RECORDS FOR THIS TASK:
────────────────────────────────────────

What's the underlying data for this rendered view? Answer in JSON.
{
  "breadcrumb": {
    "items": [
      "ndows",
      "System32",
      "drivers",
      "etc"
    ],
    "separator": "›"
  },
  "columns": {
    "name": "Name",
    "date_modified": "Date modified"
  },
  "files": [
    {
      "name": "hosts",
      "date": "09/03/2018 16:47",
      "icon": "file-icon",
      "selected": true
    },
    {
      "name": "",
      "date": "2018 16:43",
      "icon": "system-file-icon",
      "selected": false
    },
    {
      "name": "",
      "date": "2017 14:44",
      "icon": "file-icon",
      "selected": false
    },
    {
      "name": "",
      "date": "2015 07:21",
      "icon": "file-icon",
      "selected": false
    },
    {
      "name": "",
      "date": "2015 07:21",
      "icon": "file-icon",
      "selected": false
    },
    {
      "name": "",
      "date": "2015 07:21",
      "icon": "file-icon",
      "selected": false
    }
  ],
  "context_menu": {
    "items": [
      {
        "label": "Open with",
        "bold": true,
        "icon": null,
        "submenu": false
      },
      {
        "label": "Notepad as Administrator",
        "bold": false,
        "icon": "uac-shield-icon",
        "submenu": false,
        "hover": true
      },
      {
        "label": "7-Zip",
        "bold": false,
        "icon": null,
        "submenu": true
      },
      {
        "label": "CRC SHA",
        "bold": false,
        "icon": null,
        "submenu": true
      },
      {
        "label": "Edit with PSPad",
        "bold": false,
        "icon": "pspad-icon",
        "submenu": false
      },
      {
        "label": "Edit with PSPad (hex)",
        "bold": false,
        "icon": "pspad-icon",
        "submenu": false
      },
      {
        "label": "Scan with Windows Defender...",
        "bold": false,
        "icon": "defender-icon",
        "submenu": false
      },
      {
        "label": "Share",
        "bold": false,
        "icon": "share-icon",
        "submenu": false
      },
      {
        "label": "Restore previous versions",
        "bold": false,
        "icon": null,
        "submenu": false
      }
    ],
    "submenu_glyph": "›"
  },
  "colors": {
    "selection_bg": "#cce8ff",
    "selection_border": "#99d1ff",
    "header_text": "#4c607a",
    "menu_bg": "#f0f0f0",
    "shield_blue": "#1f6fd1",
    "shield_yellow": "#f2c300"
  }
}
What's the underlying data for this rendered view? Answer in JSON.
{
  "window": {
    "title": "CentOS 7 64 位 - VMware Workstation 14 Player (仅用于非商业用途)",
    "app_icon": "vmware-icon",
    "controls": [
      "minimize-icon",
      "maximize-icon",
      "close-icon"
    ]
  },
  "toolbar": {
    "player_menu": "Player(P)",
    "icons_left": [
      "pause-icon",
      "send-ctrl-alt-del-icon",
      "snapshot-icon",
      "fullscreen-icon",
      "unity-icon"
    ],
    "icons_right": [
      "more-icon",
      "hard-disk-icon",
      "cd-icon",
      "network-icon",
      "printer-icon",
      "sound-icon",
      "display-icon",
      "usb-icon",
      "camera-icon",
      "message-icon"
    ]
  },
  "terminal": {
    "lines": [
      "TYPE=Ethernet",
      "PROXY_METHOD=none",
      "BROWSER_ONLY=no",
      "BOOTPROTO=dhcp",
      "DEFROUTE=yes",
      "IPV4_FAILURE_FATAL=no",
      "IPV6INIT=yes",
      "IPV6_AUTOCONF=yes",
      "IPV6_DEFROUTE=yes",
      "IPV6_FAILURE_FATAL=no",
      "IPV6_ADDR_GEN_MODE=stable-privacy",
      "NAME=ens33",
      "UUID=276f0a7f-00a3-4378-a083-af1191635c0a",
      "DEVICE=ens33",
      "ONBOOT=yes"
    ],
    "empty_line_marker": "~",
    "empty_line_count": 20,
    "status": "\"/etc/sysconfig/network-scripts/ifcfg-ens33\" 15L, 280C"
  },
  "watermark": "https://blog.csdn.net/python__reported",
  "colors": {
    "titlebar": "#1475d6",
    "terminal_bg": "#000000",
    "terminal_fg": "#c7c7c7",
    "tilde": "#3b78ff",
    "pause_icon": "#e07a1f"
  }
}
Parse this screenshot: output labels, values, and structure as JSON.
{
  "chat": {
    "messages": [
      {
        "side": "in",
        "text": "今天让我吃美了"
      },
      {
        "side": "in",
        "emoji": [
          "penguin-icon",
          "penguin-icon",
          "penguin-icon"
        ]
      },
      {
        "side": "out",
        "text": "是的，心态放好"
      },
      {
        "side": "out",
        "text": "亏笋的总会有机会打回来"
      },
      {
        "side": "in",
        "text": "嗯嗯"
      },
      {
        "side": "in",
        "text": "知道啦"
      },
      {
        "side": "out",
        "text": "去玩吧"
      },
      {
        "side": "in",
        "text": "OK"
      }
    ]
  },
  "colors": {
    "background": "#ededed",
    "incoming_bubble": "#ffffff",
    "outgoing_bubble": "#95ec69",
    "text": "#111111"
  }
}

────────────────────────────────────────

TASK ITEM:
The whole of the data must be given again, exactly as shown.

WRITTEN RESPONSE:
What's the underlying data for this rendered view? Answer in JSON.
{
  "breadcrumb": {
    "items": [
      "ndows",
      "System32",
      "drivers",
      "etc"
    ],
    "separator": "›"
  },
  "columns": {
    "name": "Name",
    "date_modified": "Date modified"
  },
  "files": [
    {
      "name": "hosts",
      "date": "09/03/2018 16:47",
      "icon": "file-icon",
      "selected": true
    },
    {
      "name": "",
      "date": "2018 16:43",
      "icon": "system-file-icon",
      "selected": false
    },
    {
      "name": "",
      "date": "2017 14:44",
      "icon": "file-icon",
      "selected": false
    },
    {
      "name": "",
      "date": "2015 07:21",
      "icon": "file-icon",
      "selected": false
    },
    {
      "name": "",
      "date": "2015 07:21",
      "icon": "file-icon",
      "selected": false
    },
    {
      "name": "",
      "date": "2015 07:21",
      "icon": "file-icon",
      "selected": false
    }
  ],
  "context_menu": {
    "items": [
      {
        "label": "Open with",
        "bold": true,
        "icon": null,
        "submenu": false
      },
      {
        "label": "Notepad as Administrator",
        "bold": false,
        "icon": "uac-shield-icon",
        "submenu": false,
        "hover": true
      },
      {
        "label": "7-Zip",
        "bold": false,
        "icon": null,
        "submenu": true
      },
      {
        "label": "CRC SHA",
        "bold": false,
        "icon": null,
        "submenu": true
      },
      {
        "label": "Edit with PSPad",
        "bold": false,
        "icon": "pspad-icon",
        "submenu": false
      },
      {
        "label": "Edit with PSPad (hex)",
        "bold": false,
        "icon": "pspad-icon",
        "submenu": false
      },
      {
        "label": "Scan with Windows Defender...",
        "bold": false,
        "icon": "defender-icon",
        "submenu": false
      },
      {
        "label": "Share",
        "bold": false,
        "icon": "share-icon",
        "submenu": false
      },
      {
        "label": "Restore previous versions",
        "bold": false,
        "icon": null,
        "submenu": false
      }
    ],
    "submenu_glyph": "›"
  },
  "colors": {
    "selection_bg": "#cce8ff",
    "selection_border": "#99d1ff",
    "header_text": "#4c607a",
    "menu_bg": "#f0f0f0",
    "shield_blue": "#1f6fd1",
    "shield_yellow": "#f2c300"
  }
}
What's the underlying data for this rendered view? Answer in JSON.
{
  "window": {
    "title": "CentOS 7 64 位 - VMware Workstation 14 Player (仅用于非商业用途)",
    "app_icon": "vmware-icon",
    "controls": [
      "minimize-icon",
      "maximize-icon",
      "close-icon"
    ]
  },
  "toolbar": {
    "player_menu": "Player(P)",
    "icons_left": [
      "pause-icon",
      "send-ctrl-alt-del-icon",
      "snapshot-icon",
      "fullscreen-icon",
      "unity-icon"
    ],
    "icons_right": [
      "more-icon",
      "hard-disk-icon",
      "cd-icon",
      "network-icon",
      "printer-icon",
      "sound-icon",
      "display-icon",
      "usb-icon",
      "camera-icon",
      "message-icon"
    ]
  },
  "terminal": {
    "lines": [
      "TYPE=Ethernet",
      "PROXY_METHOD=none",
      "BROWSER_ONLY=no",
      "BOOTPROTO=dhcp",
      "DEFROUTE=yes",
      "IPV4_FAILURE_FATAL=no",
      "IPV6INIT=yes",
      "IPV6_AUTOCONF=yes",
      "IPV6_DEFROUTE=yes",
      "IPV6_FAILURE_FATAL=no",
      "IPV6_ADDR_GEN_MODE=stable-privacy",
      "NAME=ens33",
      "UUID=276f0a7f-00a3-4378-a083-af1191635c0a",
      "DEVICE=ens33",
      "ONBOOT=yes"
    ],
    "empty_line_marker": "~",
    "empty_line_count": 20,
    "status": "\"/etc/sysconfig/network-scripts/ifcfg-ens33\" 15L, 280C"
  },
  "watermark": "https://blog.csdn.net/python__reported",
  "colors": {
    "titlebar": "#1475d6",
    "terminal_bg": "#000000",
    "terminal_fg": "#c7c7c7",
    "tilde": "#3b78ff",
    "pause_icon": "#e07a1f"
  }
}
Parse this screenshot: output labels, values, and structure as JSON.
{
  "chat": {
    "messages": [
      {
        "side": "in",
        "text": "今天让我吃美了"
      },
      {
        "side": "in",
        "emoji": [
          "penguin-icon",
          "penguin-icon",
          "penguin-icon"
        ]
      },
      {
        "side": "out",
        "text": "是的，心态放好"
      },
      {
        "side": "out",
        "text": "亏笋的总会有机会打回来"
      },
      {
        "side": "in",
        "text": "嗯嗯"
      },
      {
        "side": "in",
        "text": "知道啦"
      },
      {
        "side": "out",
        "text": "去玩吧"
      },
      {
        "side": "in",
        "text": "OK"
      }
    ]
  },
  "colors": {
    "background": "#ededed",
    "incoming_bubble": "#ffffff",
    "outgoing_bubble": "#95ec69",
    "text": "#111111"
  }
}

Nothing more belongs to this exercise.